Final sign-off - code compliance certificate

A code compliance certificate (CCC) is issued after the final inspection of the finished building project. A CCC confirms that the BCA is satisfied the completed project meets the appropriate standards.

CCCs are important. When you sell your property, having a CCC shows the buyer that the building or renovations were done properly. If you build a house or unit for the purpose of selling it immediately (ie, act as a residential property developer) the Building Act prohibits you from selling the property without a CCC.

A CCC will be issued after the final inspection, if the building has been built in accordance with the approved plans. That’s why it is important that, if you think you’re going to change your plans in any way during the project, you advise your BCA and amend your building consent first. If your property does not pass the CCC inspection, the BCA will issue a notice to fix, specifying what must be done and by when.

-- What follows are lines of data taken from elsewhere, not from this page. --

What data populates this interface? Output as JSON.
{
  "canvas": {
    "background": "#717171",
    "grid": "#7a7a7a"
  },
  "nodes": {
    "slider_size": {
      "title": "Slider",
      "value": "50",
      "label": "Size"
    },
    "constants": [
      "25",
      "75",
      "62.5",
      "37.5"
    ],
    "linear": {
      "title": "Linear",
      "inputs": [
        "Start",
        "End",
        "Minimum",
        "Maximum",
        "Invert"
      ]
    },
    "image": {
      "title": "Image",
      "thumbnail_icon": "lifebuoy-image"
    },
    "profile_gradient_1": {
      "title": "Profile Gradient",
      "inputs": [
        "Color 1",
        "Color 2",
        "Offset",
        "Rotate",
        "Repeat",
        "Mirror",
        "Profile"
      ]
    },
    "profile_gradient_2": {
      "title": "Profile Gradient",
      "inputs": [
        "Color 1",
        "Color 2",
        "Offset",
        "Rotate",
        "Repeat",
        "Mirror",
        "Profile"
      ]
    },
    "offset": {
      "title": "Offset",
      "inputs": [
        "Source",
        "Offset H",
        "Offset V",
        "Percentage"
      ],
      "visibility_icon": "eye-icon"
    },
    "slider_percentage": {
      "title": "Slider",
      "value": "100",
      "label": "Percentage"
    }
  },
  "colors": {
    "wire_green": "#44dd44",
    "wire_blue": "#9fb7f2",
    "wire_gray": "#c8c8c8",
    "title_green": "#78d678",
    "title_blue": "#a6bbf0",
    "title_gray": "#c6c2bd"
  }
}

In addition to having completed the building work correctly, to get a CCC you will need to supply all the relevant energy work certificates and ensure that fees and development contributions have been paid.

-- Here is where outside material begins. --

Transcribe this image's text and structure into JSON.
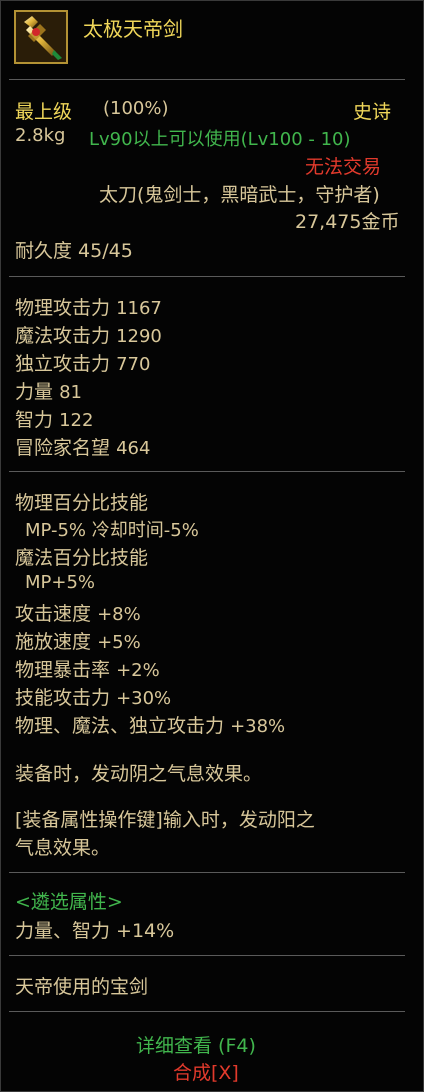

CCC applications are compulsory and the responsibility of the homeowner. Where building owners have not submitted an application for a CCC within 2 years from the date the building consent was issued, the BCA will follow this up with the owner (unless you have agreed an extension with your BCA, which you would normally do at the time of your building consent application). In the first instance, you should apply to the BCA that issued the building consent. The Act says the application must be considered within 20 working days.

Ongoing maintenance requirements

For most domestic building projects, the CCC is the end of the inspection process. However, if your house has a cable car, it will need regular, ongoing monitoring for safety reasons.

If this applies to you, your BCA will issue you a compliance schedule with your CCC. The schedule will specify how often the cable car needs to be inspected, by whom, and your obligation to inform the council.

Councils can issue a notice to fix to you for failing to obey a compliance schedule.

Certificate of acceptance

Councils may decide to issue certificates of acceptance when work has been done without a building consent, or in certain specific circumstances when a CCC can’t be issued.

This could be because urgent work was needed to protect lives or property and there was no time to get a consent, or the private BCA (ie, a BCA that is not a council) that issued the consent is unable or refuses to issue a CCC.

A certificate of acceptance confirms that, to the extent an inspection was able to be carried out, the work complies with the Building Code.

Certificate of acceptance applications for unconsented building work can only be made if the work was done after 1 July 1992 (the date building consents were introduced). The worth of a certificate of acceptance to the homeowner and a potential buyer will ultimately depend on the extent to which the work can be inspected. In many circumstances, a complete inspection of the work will be impossible and the certificate will specify only the elements of the building that can be approved.

It remains a serious offence to build without a building consent and this may result in court action.

Applications for a certificate of acceptance should be processed in 20 working days. Your council may decide not to issue a certificate of acceptance.